Archive for the 'Novell' Category

Crane Lake 2008

Just got back from a wonderful trip to Crane Lake, MN.  Did some fishing, boating, hiking, exploring, and hanging out with friends and family.

Placed my first Geocache up there: Tall Man of Crane Lake.

Pictures are posted to Flickr.  Here are a few samples:


Mike, Melissa and me at the Crane Lake Voyageur statue


Sand Point Lake, just through the narrows


Look for the face in the rock


Goodbye Novell, Hello VMware

I’ve been severely neglecting this site the past several months with everything going on.  Moving is about my least favorite thing on earth, and as if that wasn’t enough, I resigned from Novell at the end of December to take a job at fast-growing virtualization giant VMware.  Leaving Novell was something I agonized over for many months, but when the VMware opportunity came along, I just couldn’t turn it down.  Novell was a great place to work, and the company was very good to me over 8-plus years.  I will miss many of my former colleagues.

My job at VMware is similar – I’m a Senior Systems Engineer, but now focused exclusively on working with Chicago area customers, which is nice.  No more airline or hotel status after this year!

It’s been an interesting transition so far – down to the little things like switching from GroupWise to Outlook and Exchange, which I’ve never used in a company before.  After 3-4 years of running exclusively a Linux desktop, I’m now having to learn how much Windows sucks all over again.  I’m working on that part – I think I’ll either switch back to SLED, or take the Mac plunge.

You’ll probably see my posts focusing more on VMware and virtualization now, and less on Linux, although I’m proud to say I’m still running SUSE Linux Enterprise Server 10 at home.  Of course, it’s now virtuallized by VMware ESX Server 3.5.  More on that later.


BlackBerry Charging in Linux!

The fact that I couldn’t plug my BlackBerry device into a USB port on my laptop running Linux and have it charge really bugged me, and a whole lot of other people. A few weeks ago, I discovered the Barry project, a small part of which is bCharge, which tells the BlackBerry to request the correct power setting on the USB port, avoiding the dreaded message about insufficient power for charging. The latest version adds support for the Pearl and 8800 devices.

I used the openSUSE Build Service to create RPMs for SLED 10 and openSUSE 10.2. They are in my home repository here.


Novell and Microsoft

I have to say I was as shocked as anyone when word started leaking out yesterday that Novell (NOVL) and Microsoft (MSFT) were set to announce some sort of alliance. After watching the webcast it seems to fit very well with what Novell CEO Ron Hovsepian has been all about since he came to Novell. Ted Haeger makes that exact point in his post this morning.

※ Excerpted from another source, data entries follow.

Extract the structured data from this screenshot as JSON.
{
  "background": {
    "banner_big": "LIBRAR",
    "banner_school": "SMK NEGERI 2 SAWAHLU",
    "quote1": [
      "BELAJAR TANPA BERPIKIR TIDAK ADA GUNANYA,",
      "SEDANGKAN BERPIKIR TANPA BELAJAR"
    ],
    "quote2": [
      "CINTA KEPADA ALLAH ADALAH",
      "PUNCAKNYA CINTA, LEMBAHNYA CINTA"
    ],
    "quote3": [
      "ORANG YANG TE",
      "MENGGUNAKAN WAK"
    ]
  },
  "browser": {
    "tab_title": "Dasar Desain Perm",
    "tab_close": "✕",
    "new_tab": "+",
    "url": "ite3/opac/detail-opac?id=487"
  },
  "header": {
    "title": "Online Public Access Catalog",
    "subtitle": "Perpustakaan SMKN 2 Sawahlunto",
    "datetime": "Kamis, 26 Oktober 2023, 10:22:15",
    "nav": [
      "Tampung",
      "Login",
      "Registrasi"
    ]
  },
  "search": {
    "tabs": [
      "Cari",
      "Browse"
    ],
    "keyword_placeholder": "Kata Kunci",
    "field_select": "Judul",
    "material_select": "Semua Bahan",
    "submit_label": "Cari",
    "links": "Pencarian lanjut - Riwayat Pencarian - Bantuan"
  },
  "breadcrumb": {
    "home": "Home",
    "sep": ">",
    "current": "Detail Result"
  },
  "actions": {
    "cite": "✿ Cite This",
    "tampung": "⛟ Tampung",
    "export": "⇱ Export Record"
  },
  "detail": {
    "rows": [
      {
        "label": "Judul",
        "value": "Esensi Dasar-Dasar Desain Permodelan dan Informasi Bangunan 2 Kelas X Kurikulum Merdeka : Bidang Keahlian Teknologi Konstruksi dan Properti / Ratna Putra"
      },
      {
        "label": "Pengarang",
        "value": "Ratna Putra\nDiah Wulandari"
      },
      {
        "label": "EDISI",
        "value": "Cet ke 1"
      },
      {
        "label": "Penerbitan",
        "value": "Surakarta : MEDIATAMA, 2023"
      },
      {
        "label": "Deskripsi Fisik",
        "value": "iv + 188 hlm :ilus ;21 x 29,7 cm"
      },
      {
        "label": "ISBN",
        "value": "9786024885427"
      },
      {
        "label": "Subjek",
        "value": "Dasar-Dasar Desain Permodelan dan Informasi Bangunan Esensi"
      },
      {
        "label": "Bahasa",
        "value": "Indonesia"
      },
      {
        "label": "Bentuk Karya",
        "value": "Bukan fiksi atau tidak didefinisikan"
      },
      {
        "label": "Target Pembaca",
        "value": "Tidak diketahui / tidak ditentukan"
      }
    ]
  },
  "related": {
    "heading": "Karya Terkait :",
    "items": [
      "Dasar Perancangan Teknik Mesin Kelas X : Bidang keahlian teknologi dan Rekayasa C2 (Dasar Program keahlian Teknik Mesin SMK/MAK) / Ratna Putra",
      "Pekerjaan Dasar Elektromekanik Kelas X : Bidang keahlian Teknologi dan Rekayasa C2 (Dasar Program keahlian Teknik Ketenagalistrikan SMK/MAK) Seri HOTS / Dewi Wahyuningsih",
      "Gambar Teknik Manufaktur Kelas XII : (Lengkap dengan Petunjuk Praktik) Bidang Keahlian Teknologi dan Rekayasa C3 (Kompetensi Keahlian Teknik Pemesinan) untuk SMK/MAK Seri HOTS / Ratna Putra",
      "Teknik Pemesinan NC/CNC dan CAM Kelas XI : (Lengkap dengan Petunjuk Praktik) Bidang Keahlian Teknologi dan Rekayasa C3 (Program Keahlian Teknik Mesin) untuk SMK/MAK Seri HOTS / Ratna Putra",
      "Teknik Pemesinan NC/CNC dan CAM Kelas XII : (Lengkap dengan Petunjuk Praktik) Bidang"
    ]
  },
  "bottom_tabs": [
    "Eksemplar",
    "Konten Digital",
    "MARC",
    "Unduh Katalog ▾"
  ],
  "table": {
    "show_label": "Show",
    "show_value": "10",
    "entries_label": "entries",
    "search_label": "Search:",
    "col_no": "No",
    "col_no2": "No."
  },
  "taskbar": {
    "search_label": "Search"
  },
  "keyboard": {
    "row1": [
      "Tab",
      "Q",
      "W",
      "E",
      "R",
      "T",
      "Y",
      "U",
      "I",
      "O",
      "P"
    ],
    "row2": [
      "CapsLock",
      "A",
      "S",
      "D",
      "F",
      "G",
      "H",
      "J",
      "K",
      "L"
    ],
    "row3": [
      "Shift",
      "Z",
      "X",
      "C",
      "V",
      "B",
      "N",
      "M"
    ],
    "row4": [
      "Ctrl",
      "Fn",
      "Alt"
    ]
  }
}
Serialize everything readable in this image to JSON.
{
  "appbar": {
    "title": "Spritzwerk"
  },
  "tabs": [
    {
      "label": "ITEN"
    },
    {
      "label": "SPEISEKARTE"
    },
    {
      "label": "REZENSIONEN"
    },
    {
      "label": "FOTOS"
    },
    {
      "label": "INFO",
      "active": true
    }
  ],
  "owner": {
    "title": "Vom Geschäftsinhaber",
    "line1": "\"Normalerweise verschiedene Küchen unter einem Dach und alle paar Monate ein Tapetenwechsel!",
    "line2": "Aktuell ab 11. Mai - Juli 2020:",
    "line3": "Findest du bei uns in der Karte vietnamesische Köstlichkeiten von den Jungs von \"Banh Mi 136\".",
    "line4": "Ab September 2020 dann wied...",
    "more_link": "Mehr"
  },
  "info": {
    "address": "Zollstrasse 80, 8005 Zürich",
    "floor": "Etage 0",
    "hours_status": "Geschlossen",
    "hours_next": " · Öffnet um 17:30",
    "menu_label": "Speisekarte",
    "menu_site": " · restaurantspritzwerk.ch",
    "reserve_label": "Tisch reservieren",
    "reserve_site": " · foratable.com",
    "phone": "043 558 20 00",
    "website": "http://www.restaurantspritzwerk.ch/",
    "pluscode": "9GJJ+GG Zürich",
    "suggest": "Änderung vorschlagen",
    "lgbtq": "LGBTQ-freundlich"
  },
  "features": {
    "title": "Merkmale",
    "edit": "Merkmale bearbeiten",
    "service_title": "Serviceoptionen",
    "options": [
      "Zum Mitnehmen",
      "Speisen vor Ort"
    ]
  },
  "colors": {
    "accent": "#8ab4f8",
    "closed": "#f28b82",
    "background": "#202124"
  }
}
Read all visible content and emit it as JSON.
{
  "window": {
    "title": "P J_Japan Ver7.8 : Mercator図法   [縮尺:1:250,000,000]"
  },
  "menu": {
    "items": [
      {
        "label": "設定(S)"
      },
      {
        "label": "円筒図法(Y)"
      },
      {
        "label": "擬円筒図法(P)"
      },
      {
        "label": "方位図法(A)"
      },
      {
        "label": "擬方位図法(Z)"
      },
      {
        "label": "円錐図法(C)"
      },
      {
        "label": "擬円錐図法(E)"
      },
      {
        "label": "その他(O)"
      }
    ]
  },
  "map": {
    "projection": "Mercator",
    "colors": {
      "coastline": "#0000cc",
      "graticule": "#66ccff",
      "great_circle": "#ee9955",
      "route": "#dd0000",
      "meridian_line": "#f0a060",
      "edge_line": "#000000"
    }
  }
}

What really bothered me this morning were all the posts and articles I read that treated this news like an unwelcome religious development. Many in the open source community really do treat their devotion like a religion, instead of thinking about what makes sense from a technology or (God-forbid) business point of view.

Groklaw‘s headline was “Novell Sells Out.” The most common reaction on sites like Slashdot and Technocrat was “Guess I better find a new Linux distribution.” Some of these zealots seem to hate the idea of any ties between Linux/open-source and the commercial world. They are living in a dream world, and if they want to dump Novell/SUSE in favor of a more purely communistic distribution, so be it. We won’t miss them.
I can only hope that this does not reflect the view that our customers will have – I have to believe that they will welcome this as a positive. As Novell has said for quite some time, mixed-source environments are the reality in the IT world today. Making that easier on customers is a good thing, right?

Personally, I’m just looking forward to seeing how this pans out. The advantages for projects like Samba, Mono, and OpenOffice are easy to imagine. Michael Meeks at Novell does a good job of describing what’s happening in the OpenOffice space, and answers some questions that community members are already asking. I really liked his perspective on this deal.